▶ _BRIEF_: In the listing that follows, count the lines holding the word "IllustrativeThumbnails" and report only that number.

^^^^

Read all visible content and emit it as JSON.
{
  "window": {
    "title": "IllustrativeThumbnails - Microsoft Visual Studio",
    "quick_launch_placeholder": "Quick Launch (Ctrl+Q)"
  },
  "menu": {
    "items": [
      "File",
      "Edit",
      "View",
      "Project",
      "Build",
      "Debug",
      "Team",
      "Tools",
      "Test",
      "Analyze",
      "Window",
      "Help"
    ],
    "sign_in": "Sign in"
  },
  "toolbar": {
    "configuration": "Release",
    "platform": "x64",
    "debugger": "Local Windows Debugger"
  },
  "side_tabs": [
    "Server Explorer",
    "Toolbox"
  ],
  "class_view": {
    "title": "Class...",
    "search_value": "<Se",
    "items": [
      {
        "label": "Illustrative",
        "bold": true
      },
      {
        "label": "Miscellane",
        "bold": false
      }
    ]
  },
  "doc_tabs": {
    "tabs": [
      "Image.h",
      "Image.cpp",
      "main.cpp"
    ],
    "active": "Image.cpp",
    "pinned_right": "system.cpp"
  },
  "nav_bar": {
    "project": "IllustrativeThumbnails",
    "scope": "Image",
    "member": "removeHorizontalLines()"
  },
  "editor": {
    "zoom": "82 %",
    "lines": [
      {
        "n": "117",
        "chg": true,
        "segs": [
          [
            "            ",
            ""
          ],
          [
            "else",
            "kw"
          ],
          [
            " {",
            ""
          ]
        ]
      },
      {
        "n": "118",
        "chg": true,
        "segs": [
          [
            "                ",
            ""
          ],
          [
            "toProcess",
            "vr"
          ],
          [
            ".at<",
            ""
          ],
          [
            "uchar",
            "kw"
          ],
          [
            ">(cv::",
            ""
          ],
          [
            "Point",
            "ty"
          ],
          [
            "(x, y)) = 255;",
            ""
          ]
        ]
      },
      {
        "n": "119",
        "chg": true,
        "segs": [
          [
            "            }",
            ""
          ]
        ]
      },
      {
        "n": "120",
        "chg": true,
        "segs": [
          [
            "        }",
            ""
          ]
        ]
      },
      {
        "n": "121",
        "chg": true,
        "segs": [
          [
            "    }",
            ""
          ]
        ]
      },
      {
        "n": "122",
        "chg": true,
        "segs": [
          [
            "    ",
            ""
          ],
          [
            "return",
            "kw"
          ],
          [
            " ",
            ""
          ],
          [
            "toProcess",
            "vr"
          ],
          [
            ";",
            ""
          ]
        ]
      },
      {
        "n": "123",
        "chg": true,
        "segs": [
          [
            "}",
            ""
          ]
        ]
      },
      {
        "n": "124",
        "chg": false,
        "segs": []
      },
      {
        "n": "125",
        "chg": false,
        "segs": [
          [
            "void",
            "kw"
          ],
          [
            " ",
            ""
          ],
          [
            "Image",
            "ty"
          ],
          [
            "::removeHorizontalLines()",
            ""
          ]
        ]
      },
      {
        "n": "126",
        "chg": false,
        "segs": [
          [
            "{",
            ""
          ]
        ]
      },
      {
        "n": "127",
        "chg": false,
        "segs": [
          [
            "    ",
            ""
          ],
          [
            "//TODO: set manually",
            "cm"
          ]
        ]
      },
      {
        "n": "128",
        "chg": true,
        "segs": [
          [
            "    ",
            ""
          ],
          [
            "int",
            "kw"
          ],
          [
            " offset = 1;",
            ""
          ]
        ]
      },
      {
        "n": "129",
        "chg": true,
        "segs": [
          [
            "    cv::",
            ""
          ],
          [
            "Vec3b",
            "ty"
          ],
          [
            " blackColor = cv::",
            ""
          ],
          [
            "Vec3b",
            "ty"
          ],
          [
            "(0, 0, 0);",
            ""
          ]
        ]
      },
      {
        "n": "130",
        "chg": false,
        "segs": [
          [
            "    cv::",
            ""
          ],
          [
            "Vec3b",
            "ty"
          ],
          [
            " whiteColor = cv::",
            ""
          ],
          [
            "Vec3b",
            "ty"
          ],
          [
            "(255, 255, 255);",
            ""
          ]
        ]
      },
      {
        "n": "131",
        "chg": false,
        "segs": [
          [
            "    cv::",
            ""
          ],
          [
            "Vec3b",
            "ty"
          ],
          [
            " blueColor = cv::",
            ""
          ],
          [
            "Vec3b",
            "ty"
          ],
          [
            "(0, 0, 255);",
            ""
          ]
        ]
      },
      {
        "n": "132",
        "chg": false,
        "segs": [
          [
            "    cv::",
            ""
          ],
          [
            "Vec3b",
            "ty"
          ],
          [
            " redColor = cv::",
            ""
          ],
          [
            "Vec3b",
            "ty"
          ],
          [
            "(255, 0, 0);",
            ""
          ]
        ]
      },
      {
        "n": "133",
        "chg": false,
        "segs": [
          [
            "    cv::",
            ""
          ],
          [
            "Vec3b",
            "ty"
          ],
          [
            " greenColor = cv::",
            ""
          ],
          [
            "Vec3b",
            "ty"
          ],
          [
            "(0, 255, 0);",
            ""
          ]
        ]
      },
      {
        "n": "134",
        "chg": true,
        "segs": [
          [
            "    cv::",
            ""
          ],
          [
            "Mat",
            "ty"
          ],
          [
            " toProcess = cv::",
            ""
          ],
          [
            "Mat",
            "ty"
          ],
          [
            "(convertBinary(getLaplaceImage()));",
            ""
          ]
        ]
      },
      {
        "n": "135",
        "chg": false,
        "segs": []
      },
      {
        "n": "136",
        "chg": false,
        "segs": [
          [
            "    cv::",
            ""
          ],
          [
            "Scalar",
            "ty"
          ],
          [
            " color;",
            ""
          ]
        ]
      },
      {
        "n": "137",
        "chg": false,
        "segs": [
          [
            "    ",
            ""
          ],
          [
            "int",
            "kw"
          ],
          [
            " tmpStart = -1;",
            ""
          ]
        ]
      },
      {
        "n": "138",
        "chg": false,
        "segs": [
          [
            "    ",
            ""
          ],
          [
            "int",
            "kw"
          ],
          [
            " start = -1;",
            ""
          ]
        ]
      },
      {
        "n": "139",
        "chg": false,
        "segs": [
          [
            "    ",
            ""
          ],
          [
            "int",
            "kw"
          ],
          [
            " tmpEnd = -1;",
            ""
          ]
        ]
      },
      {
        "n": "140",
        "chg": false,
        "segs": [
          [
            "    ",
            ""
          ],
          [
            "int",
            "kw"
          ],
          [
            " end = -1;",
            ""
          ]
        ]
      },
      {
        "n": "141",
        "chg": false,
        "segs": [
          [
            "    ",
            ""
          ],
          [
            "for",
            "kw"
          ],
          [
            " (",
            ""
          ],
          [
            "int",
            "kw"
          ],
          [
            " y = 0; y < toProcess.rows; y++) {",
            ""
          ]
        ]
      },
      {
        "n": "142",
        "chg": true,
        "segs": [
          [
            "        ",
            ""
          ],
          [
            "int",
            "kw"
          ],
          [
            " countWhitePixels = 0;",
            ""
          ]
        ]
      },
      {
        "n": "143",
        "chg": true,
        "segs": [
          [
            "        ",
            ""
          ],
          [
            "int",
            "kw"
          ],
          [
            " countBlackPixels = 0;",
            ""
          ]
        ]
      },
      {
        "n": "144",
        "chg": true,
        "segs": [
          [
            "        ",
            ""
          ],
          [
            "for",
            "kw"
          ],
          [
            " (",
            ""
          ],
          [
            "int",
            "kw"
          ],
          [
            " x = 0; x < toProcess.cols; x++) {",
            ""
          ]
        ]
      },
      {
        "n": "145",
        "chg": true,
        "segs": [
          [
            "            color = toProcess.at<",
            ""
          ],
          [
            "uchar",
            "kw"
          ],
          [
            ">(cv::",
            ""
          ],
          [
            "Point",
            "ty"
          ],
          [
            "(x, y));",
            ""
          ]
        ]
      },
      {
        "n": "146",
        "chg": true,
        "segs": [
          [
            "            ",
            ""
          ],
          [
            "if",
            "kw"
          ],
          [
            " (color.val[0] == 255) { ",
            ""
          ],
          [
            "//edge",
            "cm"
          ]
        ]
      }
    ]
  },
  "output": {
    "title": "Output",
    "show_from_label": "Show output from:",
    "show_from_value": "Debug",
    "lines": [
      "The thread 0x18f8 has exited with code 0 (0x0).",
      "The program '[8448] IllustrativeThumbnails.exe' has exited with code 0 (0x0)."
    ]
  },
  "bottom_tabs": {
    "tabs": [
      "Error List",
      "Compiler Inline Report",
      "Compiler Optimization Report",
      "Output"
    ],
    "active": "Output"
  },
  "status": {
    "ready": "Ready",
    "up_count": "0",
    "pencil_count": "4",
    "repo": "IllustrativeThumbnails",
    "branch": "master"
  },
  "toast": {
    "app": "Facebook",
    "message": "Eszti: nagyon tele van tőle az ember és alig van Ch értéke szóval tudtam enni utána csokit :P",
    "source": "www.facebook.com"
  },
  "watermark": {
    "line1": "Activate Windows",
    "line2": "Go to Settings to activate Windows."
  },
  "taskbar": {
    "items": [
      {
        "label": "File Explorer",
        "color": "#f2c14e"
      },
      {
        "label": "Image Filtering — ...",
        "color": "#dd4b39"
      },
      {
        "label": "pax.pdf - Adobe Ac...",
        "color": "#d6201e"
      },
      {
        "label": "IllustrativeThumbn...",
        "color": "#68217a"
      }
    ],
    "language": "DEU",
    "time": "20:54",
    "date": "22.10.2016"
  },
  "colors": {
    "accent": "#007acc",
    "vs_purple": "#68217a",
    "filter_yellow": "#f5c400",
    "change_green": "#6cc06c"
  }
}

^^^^

▶ _RESULT OF THIS EXERCISE_: 4